“ I myself drink chocolate,” said he, “and can recommend it to you as the right Spanish."
“ I would rather it were English,” cried Jack, “ and think Sir Hans Sloane's no bad thing; however, I trust, whatever it be, that the proper staple of an old Yorkshire breakfast is to be the foundation."
Tremaine looked inquiringly.
“I am sorry you don't understand me," said Careless, " for I mean cold beef, or good pigeon-pie,
Tremaine, having given the necessary orders, asked
if he usually hunted in July, and made flying leaps before breakfast?
“ Why no !” he said, “ but the ground was in such good order, and Lightfoot in such spirits, that I thought I would indulge him, poor brute! and besides, I like to keep him in practice.”

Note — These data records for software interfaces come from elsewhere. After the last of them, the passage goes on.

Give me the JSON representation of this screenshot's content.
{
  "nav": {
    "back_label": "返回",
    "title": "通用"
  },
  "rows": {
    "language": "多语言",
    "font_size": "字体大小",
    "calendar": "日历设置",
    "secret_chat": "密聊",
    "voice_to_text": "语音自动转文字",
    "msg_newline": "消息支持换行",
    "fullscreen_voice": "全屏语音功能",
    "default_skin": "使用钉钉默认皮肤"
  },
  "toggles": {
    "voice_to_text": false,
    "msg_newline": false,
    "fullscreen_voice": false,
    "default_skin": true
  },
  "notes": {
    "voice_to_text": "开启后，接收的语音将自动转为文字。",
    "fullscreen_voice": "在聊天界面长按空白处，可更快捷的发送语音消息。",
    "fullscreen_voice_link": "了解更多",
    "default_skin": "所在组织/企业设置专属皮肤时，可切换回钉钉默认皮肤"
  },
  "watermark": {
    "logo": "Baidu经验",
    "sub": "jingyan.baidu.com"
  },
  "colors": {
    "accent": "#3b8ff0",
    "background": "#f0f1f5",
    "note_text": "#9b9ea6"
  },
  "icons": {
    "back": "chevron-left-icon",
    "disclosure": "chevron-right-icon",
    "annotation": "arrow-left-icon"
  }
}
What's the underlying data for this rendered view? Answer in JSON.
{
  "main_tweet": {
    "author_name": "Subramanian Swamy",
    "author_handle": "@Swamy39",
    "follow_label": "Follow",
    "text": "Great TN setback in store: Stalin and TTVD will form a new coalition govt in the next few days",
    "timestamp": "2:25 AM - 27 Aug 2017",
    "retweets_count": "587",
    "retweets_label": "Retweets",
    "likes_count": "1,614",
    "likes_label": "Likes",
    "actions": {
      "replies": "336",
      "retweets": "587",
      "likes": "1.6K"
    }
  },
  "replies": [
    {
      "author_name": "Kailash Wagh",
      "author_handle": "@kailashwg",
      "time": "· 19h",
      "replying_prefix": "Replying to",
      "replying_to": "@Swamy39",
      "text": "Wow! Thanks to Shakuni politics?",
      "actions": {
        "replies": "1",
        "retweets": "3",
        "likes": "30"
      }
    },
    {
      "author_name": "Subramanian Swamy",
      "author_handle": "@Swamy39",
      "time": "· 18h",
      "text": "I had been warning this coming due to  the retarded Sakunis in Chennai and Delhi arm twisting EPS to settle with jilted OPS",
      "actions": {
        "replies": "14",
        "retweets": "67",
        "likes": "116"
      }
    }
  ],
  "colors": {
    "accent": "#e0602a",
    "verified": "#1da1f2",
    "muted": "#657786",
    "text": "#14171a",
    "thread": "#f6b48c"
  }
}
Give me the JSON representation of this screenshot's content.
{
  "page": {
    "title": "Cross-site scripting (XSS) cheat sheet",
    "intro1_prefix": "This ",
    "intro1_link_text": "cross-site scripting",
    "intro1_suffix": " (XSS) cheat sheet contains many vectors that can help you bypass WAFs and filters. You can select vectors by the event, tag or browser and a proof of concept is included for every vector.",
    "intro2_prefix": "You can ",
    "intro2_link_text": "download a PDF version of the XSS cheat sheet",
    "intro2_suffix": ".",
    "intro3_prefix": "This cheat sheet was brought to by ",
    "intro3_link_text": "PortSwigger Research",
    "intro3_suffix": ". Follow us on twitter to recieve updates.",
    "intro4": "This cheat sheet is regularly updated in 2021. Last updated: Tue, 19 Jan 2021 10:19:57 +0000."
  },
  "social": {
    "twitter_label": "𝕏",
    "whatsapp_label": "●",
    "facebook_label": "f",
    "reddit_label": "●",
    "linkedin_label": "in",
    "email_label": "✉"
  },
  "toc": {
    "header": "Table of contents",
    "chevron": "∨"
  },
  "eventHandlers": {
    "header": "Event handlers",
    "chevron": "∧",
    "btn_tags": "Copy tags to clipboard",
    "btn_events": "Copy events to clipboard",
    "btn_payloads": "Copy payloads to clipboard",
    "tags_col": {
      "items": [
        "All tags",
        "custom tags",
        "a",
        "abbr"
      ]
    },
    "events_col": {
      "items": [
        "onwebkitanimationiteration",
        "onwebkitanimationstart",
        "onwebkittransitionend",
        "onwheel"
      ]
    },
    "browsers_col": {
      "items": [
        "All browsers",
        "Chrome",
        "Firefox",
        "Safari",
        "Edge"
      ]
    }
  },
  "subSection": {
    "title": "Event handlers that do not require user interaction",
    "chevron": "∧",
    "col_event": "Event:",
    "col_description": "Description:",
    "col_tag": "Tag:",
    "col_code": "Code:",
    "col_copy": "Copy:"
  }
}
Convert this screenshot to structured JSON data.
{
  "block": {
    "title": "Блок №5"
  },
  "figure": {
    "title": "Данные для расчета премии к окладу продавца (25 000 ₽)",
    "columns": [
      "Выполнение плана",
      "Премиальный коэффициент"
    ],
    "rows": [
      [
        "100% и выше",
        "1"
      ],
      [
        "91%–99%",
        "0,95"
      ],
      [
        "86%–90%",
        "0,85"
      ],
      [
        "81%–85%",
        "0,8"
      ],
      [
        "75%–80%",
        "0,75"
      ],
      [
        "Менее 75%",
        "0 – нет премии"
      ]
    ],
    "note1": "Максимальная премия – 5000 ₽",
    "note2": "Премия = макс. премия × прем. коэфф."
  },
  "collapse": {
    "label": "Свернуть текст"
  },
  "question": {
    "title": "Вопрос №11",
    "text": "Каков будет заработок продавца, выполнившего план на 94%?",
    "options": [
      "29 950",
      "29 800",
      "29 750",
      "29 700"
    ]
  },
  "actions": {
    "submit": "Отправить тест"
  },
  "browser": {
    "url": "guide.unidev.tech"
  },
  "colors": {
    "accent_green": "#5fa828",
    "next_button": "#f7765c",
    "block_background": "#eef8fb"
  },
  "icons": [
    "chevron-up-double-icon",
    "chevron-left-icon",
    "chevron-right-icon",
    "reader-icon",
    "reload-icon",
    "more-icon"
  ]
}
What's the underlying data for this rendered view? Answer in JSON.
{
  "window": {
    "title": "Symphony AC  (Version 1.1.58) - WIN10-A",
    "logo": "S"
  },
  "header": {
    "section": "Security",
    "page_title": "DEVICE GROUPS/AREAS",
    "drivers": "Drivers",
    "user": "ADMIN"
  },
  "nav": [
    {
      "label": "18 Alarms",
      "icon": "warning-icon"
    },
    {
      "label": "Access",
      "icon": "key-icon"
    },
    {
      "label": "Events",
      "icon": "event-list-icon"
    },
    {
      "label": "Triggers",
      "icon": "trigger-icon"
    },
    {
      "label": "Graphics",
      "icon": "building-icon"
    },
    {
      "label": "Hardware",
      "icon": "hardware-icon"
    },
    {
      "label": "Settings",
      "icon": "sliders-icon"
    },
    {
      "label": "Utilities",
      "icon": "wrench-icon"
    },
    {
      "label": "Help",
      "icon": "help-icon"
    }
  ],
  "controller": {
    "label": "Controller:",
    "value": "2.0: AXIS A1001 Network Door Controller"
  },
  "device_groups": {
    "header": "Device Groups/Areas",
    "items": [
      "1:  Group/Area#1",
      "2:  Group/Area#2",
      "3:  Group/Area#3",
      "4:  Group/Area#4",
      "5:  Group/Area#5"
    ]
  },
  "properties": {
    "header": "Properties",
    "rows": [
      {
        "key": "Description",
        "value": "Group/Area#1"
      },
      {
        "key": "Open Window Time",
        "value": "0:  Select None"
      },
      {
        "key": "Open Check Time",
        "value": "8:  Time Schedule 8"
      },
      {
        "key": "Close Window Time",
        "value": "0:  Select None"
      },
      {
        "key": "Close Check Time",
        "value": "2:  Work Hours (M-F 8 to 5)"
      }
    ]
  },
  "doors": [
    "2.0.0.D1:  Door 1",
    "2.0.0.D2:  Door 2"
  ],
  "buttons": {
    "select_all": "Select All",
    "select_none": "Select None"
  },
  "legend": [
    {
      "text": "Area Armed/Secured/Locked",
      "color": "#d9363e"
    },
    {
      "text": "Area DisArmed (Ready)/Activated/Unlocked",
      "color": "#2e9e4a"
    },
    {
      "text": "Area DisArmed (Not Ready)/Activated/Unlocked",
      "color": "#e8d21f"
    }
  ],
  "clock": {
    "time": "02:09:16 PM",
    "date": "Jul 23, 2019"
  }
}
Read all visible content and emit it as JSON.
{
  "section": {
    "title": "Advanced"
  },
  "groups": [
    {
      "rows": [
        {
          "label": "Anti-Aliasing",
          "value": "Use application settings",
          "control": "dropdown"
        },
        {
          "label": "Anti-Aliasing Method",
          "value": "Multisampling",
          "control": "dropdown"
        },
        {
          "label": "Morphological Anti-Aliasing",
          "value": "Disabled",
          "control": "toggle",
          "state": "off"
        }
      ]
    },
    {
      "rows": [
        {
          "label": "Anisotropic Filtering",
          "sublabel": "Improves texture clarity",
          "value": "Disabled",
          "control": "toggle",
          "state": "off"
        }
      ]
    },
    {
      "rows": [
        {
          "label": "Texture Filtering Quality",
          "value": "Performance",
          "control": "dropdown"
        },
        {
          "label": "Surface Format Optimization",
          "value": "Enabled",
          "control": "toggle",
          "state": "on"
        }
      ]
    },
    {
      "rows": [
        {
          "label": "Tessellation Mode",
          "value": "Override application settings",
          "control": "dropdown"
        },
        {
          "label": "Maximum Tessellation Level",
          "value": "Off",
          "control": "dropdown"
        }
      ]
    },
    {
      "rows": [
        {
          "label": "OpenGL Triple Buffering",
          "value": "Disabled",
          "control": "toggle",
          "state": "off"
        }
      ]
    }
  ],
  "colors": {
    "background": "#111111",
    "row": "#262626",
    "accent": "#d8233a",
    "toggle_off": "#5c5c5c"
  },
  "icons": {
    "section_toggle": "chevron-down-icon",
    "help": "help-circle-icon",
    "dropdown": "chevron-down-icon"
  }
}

Tremaine then inquired if he had come from home; but found he had slept at Evelyn Hall; a thing he frequently did, particularly if bound to another part of the county: “As I am now," con
: tinued Jack, “ for I have promised Lord Bellenden's youngest son to shew him how to make a May fly, as well as wire a pike;-two things of which, with all his Greek and Latin, he is totally ignorant."
“ It is fifteen miles to Lord Bellenden's," said Tremaine,“ and you have come two already; you must be good-nature itself to go so far, to teach a young cub to throw his line."
" “ I have a great regard for his father and mother,' replied Careless; “ they wish him to be a little accomplished, and I don't mind my time for people I esteem.”
“ That is very good of you,” replied Tremaine, sitting down with him to breakfast, “ and as you have so much of it to dispose of, your neighbours must profit by your disposing of it so well. I think Dr. Evelyn said you were of no profession.”